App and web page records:
•••••
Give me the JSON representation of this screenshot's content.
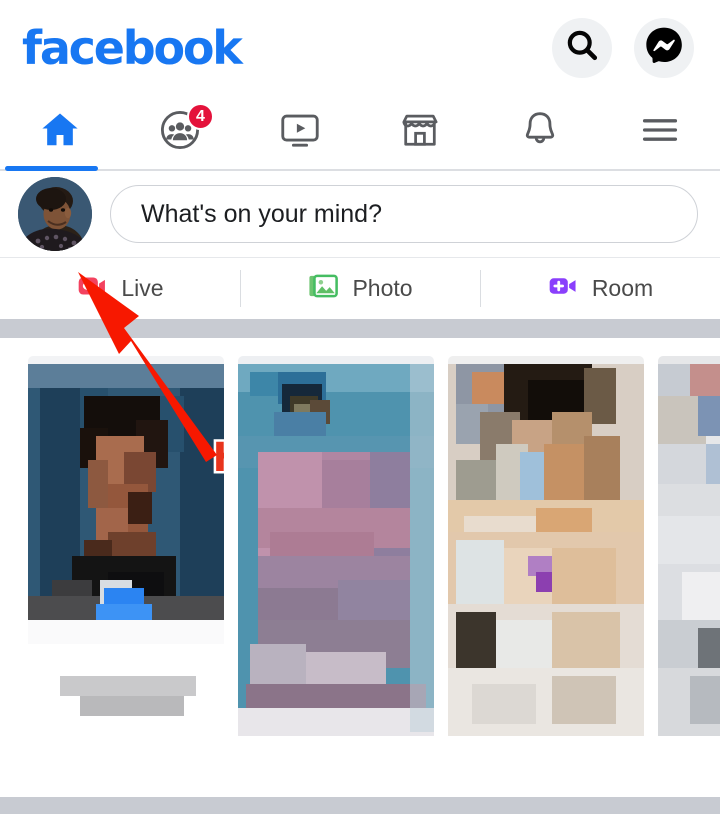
{
  "app": {
    "name": "facebook",
    "brand_color": "#1877F2"
  },
  "topbar": {
    "logo_text": "facebook",
    "search_icon": "search-icon",
    "messenger_icon": "messenger-icon"
  },
  "navbar": {
    "tabs": [
      {
        "name": "home",
        "icon": "home-icon",
        "active": true,
        "badge": ""
      },
      {
        "name": "friends",
        "icon": "friends-icon",
        "active": false,
        "badge": "4"
      },
      {
        "name": "watch",
        "icon": "watch-video-icon",
        "active": false,
        "badge": ""
      },
      {
        "name": "marketplace",
        "icon": "marketplace-store-icon",
        "active": false,
        "badge": ""
      },
      {
        "name": "notifications",
        "icon": "bell-icon",
        "active": false,
        "badge": ""
      },
      {
        "name": "menu",
        "icon": "hamburger-menu-icon",
        "active": false,
        "badge": ""
      }
    ],
    "friends_badge_count": "4",
    "badge_color": "#E4123B",
    "active_underline_color": "#1877F2"
  },
  "composer": {
    "avatar_alt": "profile-photo",
    "placeholder": "What's on your mind?"
  },
  "actions": [
    {
      "label": "Live",
      "icon": "live-video-icon",
      "color": "#F3425F"
    },
    {
      "label": "Photo",
      "icon": "photo-gallery-icon",
      "color": "#45BD62"
    },
    {
      "label": "Room",
      "icon": "video-room-icon",
      "color": "#8A3FFC"
    }
  ],
  "stories": {
    "cards": [
      {
        "name": "story-card-1",
        "overlay_logo": "H",
        "overlay_logo_color": "#E8341C"
      },
      {
        "name": "story-card-2",
        "overlay_logo": "",
        "overlay_logo_color": ""
      },
      {
        "name": "story-card-3",
        "overlay_logo": "",
        "overlay_logo_color": ""
      },
      {
        "name": "story-card-4",
        "overlay_logo": "",
        "overlay_logo_color": ""
      }
    ]
  },
  "annotation": {
    "arrow_color": "#F71800",
    "arrow_points_to": "profile-avatar"
  }
}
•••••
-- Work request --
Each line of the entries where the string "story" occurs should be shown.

-- Solution to this problem --
        "name": "story-card-1",
        "name": "story-card-2",
        "name": "story-card-3",
        "name": "story-card-4",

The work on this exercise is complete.